**What to work on**
Restate word for word the lines from the one bearing "Decode this image" through the end of the entries below, and leave every picture out.

**Supplied data**
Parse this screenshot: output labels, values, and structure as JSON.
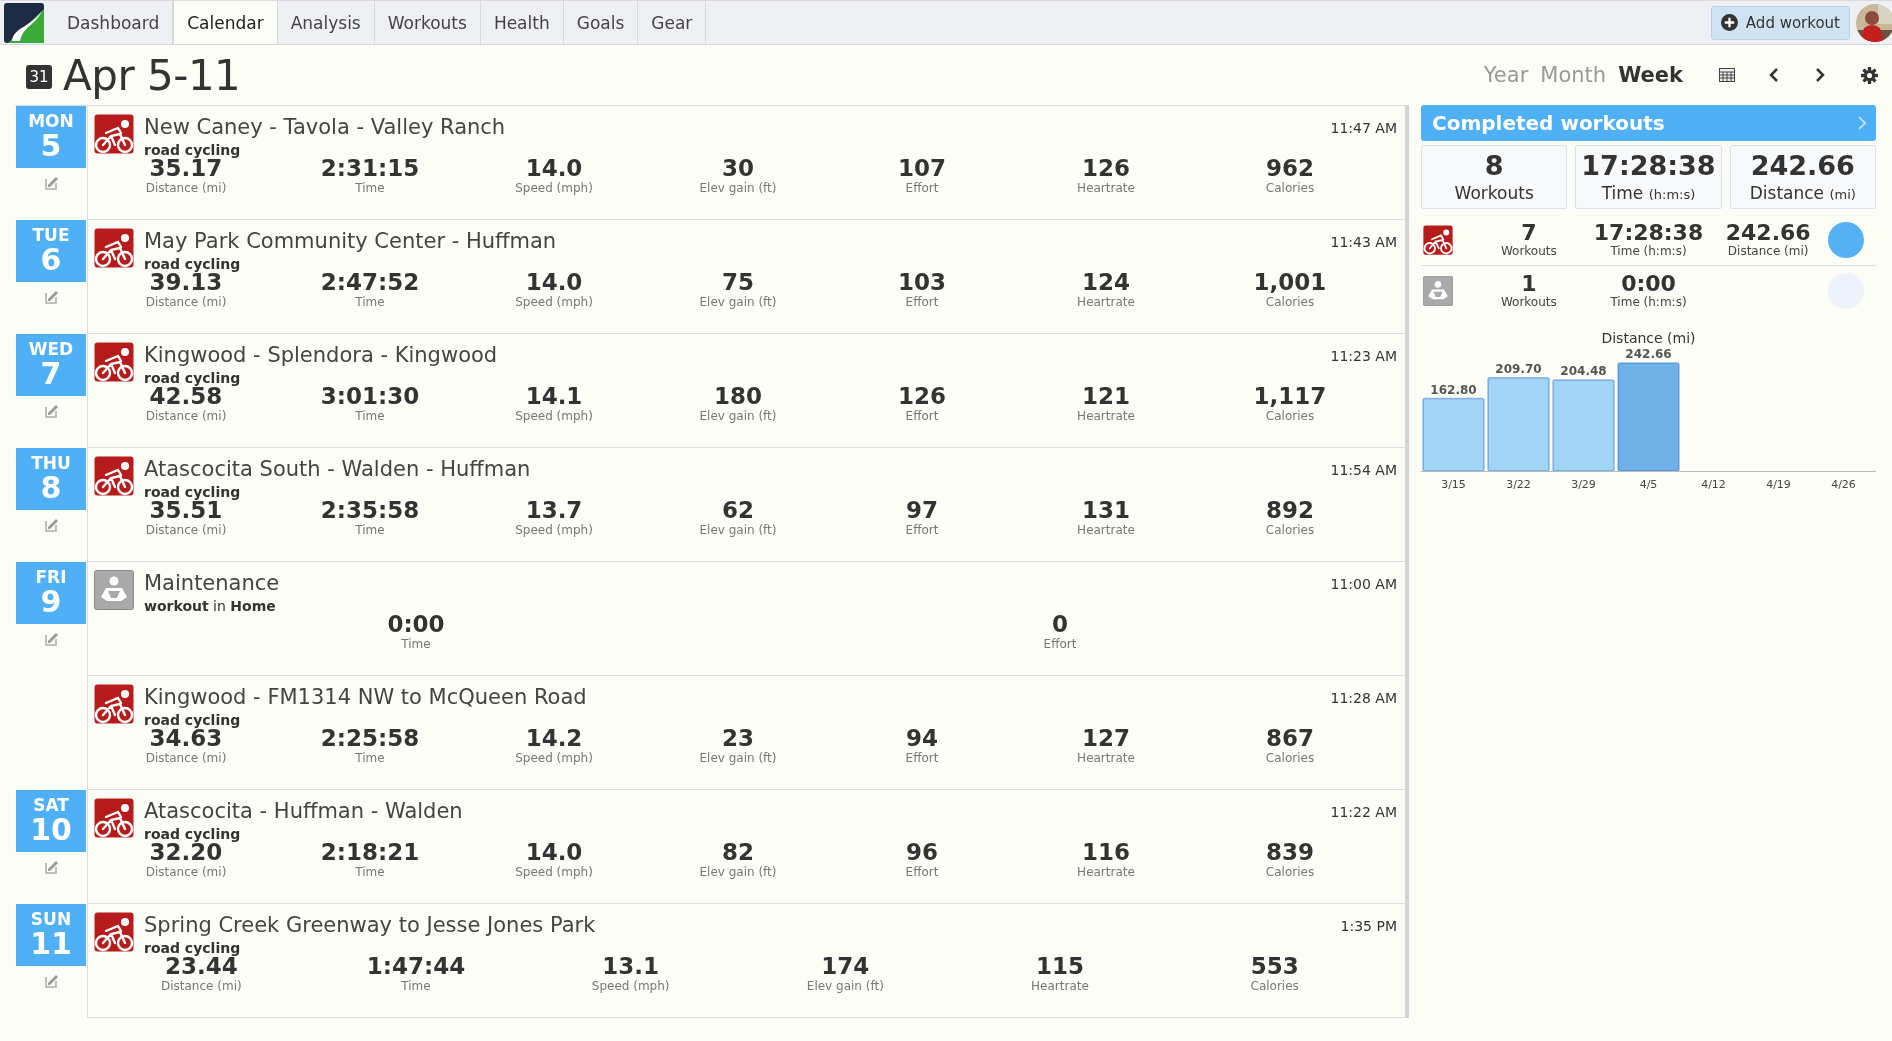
{
  "nav": {
    "tabs": [
      {
        "label": "Dashboard",
        "selected": false
      },
      {
        "label": "Calendar",
        "selected": true
      },
      {
        "label": "Analysis",
        "selected": false
      },
      {
        "label": "Workouts",
        "selected": false
      },
      {
        "label": "Health",
        "selected": false
      },
      {
        "label": "Goals",
        "selected": false
      },
      {
        "label": "Gear",
        "selected": false
      }
    ],
    "add_button": "Add workout"
  },
  "header": {
    "calendar_badge": "31",
    "title": "Apr 5-11",
    "views": [
      {
        "label": "Year",
        "selected": false
      },
      {
        "label": "Month",
        "selected": false
      },
      {
        "label": "Week",
        "selected": true
      }
    ]
  },
  "days": [
    {
      "weekday": "MON",
      "date": "5",
      "workouts": [
        {
          "kind": "cycling",
          "title": "New Caney - Tavola - Valley Ranch",
          "sport": "road cycling",
          "time": "11:47 AM",
          "stats": [
            {
              "value": "35.17",
              "label": "Distance (mi)"
            },
            {
              "value": "2:31:15",
              "label": "Time"
            },
            {
              "value": "14.0",
              "label": "Speed (mph)"
            },
            {
              "value": "30",
              "label": "Elev gain (ft)"
            },
            {
              "value": "107",
              "label": "Effort"
            },
            {
              "value": "126",
              "label": "Heartrate"
            },
            {
              "value": "962",
              "label": "Calories"
            }
          ]
        }
      ]
    },
    {
      "weekday": "TUE",
      "date": "6",
      "workouts": [
        {
          "kind": "cycling",
          "title": "May Park Community Center - Huffman",
          "sport": "road cycling",
          "time": "11:43 AM",
          "stats": [
            {
              "value": "39.13",
              "label": "Distance (mi)"
            },
            {
              "value": "2:47:52",
              "label": "Time"
            },
            {
              "value": "14.0",
              "label": "Speed (mph)"
            },
            {
              "value": "75",
              "label": "Elev gain (ft)"
            },
            {
              "value": "103",
              "label": "Effort"
            },
            {
              "value": "124",
              "label": "Heartrate"
            },
            {
              "value": "1,001",
              "label": "Calories"
            }
          ]
        }
      ]
    },
    {
      "weekday": "WED",
      "date": "7",
      "workouts": [
        {
          "kind": "cycling",
          "title": "Kingwood - Splendora - Kingwood",
          "sport": "road cycling",
          "time": "11:23 AM",
          "stats": [
            {
              "value": "42.58",
              "label": "Distance (mi)"
            },
            {
              "value": "3:01:30",
              "label": "Time"
            },
            {
              "value": "14.1",
              "label": "Speed (mph)"
            },
            {
              "value": "180",
              "label": "Elev gain (ft)"
            },
            {
              "value": "126",
              "label": "Effort"
            },
            {
              "value": "121",
              "label": "Heartrate"
            },
            {
              "value": "1,117",
              "label": "Calories"
            }
          ]
        }
      ]
    },
    {
      "weekday": "THU",
      "date": "8",
      "workouts": [
        {
          "kind": "cycling",
          "title": "Atascocita South - Walden - Huffman",
          "sport": "road cycling",
          "time": "11:54 AM",
          "stats": [
            {
              "value": "35.51",
              "label": "Distance (mi)"
            },
            {
              "value": "2:35:58",
              "label": "Time"
            },
            {
              "value": "13.7",
              "label": "Speed (mph)"
            },
            {
              "value": "62",
              "label": "Elev gain (ft)"
            },
            {
              "value": "97",
              "label": "Effort"
            },
            {
              "value": "131",
              "label": "Heartrate"
            },
            {
              "value": "892",
              "label": "Calories"
            }
          ]
        }
      ]
    },
    {
      "weekday": "FRI",
      "date": "9",
      "workouts": [
        {
          "kind": "maintenance",
          "title": "Maintenance",
          "sport": "workout",
          "place": "in **Home**",
          "time": "11:00 AM",
          "stats": [
            {
              "value": "0:00",
              "label": "Time"
            },
            {
              "value": "0",
              "label": "Effort"
            }
          ]
        },
        {
          "kind": "cycling",
          "title": "Kingwood - FM1314 NW to McQueen Road",
          "sport": "road cycling",
          "time": "11:28 AM",
          "stats": [
            {
              "value": "34.63",
              "label": "Distance (mi)"
            },
            {
              "value": "2:25:58",
              "label": "Time"
            },
            {
              "value": "14.2",
              "label": "Speed (mph)"
            },
            {
              "value": "23",
              "label": "Elev gain (ft)"
            },
            {
              "value": "94",
              "label": "Effort"
            },
            {
              "value": "127",
              "label": "Heartrate"
            },
            {
              "value": "867",
              "label": "Calories"
            }
          ]
        }
      ]
    },
    {
      "weekday": "SAT",
      "date": "10",
      "workouts": [
        {
          "kind": "cycling",
          "title": "Atascocita - Huffman - Walden",
          "sport": "road cycling",
          "time": "11:22 AM",
          "stats": [
            {
              "value": "32.20",
              "label": "Distance (mi)"
            },
            {
              "value": "2:18:21",
              "label": "Time"
            },
            {
              "value": "14.0",
              "label": "Speed (mph)"
            },
            {
              "value": "82",
              "label": "Elev gain (ft)"
            },
            {
              "value": "96",
              "label": "Effort"
            },
            {
              "value": "116",
              "label": "Heartrate"
            },
            {
              "value": "839",
              "label": "Calories"
            }
          ]
        }
      ]
    },
    {
      "weekday": "SUN",
      "date": "11",
      "workouts": [
        {
          "kind": "cycling",
          "title": "Spring Creek Greenway to Jesse Jones Park",
          "sport": "road cycling",
          "time": "1:35 PM",
          "stats": [
            {
              "value": "23.44",
              "label": "Distance (mi)"
            },
            {
              "value": "1:47:44",
              "label": "Time"
            },
            {
              "value": "13.1",
              "label": "Speed (mph)"
            },
            {
              "value": "174",
              "label": "Elev gain (ft)"
            },
            {
              "value": "115",
              "label": "Heartrate"
            },
            {
              "value": "553",
              "label": "Calories"
            }
          ]
        }
      ]
    }
  ],
  "summary": {
    "title": "Completed workouts",
    "totals": [
      {
        "value": "8",
        "label": "Workouts"
      },
      {
        "value": "17:28:38",
        "label": "Time",
        "unit": "(h:m:s)"
      },
      {
        "value": "242.66",
        "label": "Distance",
        "unit": "(mi)"
      }
    ],
    "sports": [
      {
        "kind": "cycling",
        "color": "#55b1f2",
        "stats": [
          {
            "value": "7",
            "label": "Workouts"
          },
          {
            "value": "17:28:38",
            "label": "Time (h:m:s)"
          },
          {
            "value": "242.66",
            "label": "Distance (mi)"
          }
        ]
      },
      {
        "kind": "maintenance",
        "color": "#eef2fb",
        "stats": [
          {
            "value": "1",
            "label": "Workouts"
          },
          {
            "value": "0:00",
            "label": "Time (h:m:s)"
          }
        ]
      }
    ],
    "chart_data": {
      "type": "bar",
      "title": "Distance (mi)",
      "categories": [
        "3/15",
        "3/22",
        "3/29",
        "4/5",
        "4/12",
        "4/19",
        "4/26"
      ],
      "series": [
        {
          "color": "#a2d4f7",
          "values": [
            162.8,
            209.7,
            204.48,
            null,
            null,
            null,
            null
          ],
          "value_labels": [
            "162.80",
            "209.70",
            "204.48",
            null,
            null,
            null,
            null
          ]
        },
        {
          "color": "#6fb0e6",
          "values": [
            null,
            null,
            null,
            242.66,
            null,
            null,
            null
          ],
          "value_labels": [
            null,
            null,
            null,
            "242.66",
            null,
            null,
            null
          ]
        }
      ]
    }
  }
}
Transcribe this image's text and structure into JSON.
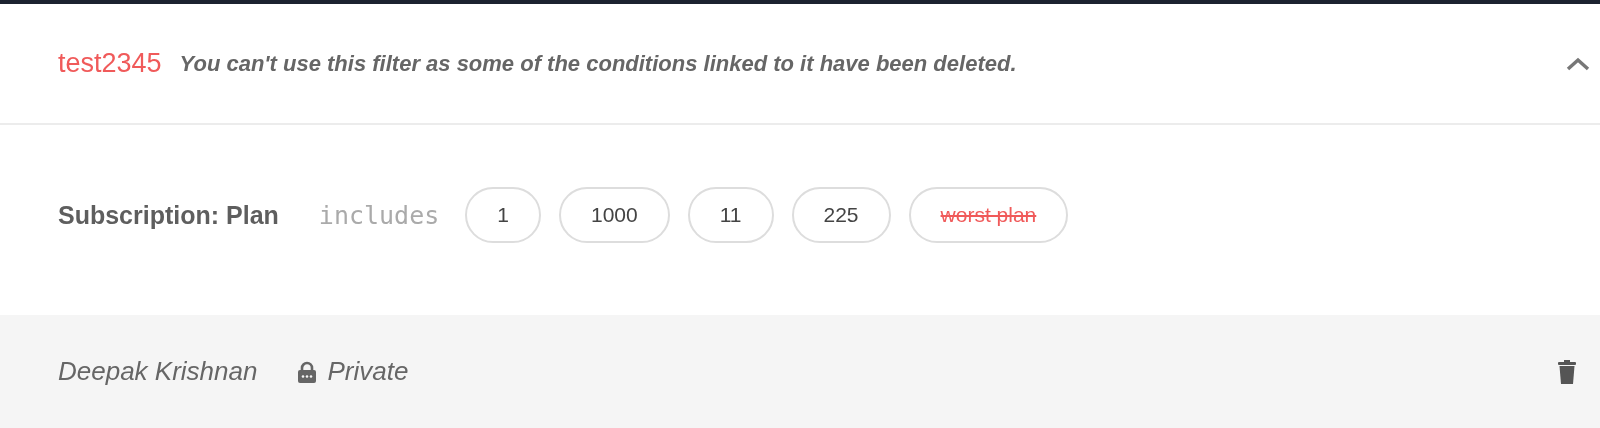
{
  "filter": {
    "name": "test2345",
    "warning": "You can't use this filter as some of the conditions linked to it have been deleted.",
    "expanded": true
  },
  "condition": {
    "field": "Subscription: Plan",
    "operator": "includes",
    "values": [
      {
        "label": "1",
        "deleted": false
      },
      {
        "label": "1000",
        "deleted": false
      },
      {
        "label": "11",
        "deleted": false
      },
      {
        "label": "225",
        "deleted": false
      },
      {
        "label": "worst plan",
        "deleted": true
      }
    ]
  },
  "footer": {
    "owner": "Deepak Krishnan",
    "visibility": "Private"
  }
}
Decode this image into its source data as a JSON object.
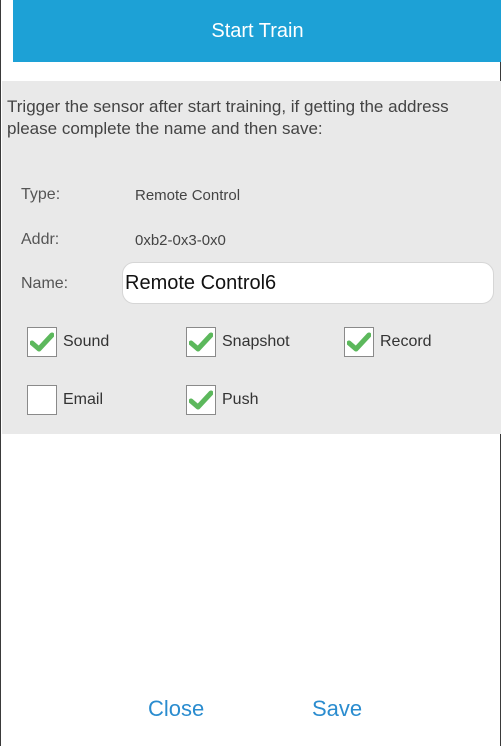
{
  "header": {
    "button_label": "Start Train",
    "accent_color": "#1da1d6"
  },
  "panel": {
    "instructions": "Trigger the sensor after start training, if getting the address\nplease complete the name and then save:",
    "type_label": "Type:",
    "type_value": "Remote Control",
    "addr_label": "Addr:",
    "addr_value": "0xb2-0x3-0x0",
    "name_label": "Name:",
    "name_value": "Remote Control6"
  },
  "options": [
    {
      "label": "Sound",
      "checked": true
    },
    {
      "label": "Snapshot",
      "checked": true
    },
    {
      "label": "Record",
      "checked": true
    },
    {
      "label": "Email",
      "checked": false
    },
    {
      "label": "Push",
      "checked": true
    }
  ],
  "footer": {
    "close_label": "Close",
    "save_label": "Save",
    "link_color": "#2a8ccf"
  },
  "icons": {
    "check": "checkmark-icon"
  }
}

**Answer area**
Decode this image into its source data as a JSON object.
{
  "header": {
    "button_label": "Start Train",
    "accent_color": "#1da1d6"
  },
  "panel": {
    "instructions": "Trigger the sensor after start training, if getting the address\nplease complete the name and then save:",
    "type_label": "Type:",
    "type_value": "Remote Control",
    "addr_label": "Addr:",
    "addr_value": "0xb2-0x3-0x0",
    "name_label": "Name:",
    "name_value": "Remote Control6"
  },
  "options": [
    {
      "label": "Sound",
      "checked": true
    },
    {
      "label": "Snapshot",
      "checked": true
    },
    {
      "label": "Record",
      "checked": true
    },
    {
      "label": "Email",
      "checked": false
    },
    {
      "label": "Push",
      "checked": true
    }
  ],
  "footer": {
    "close_label": "Close",
    "save_label": "Save",
    "link_color": "#2a8ccf"
  },
  "icons": {
    "check": "checkmark-icon"
  }
}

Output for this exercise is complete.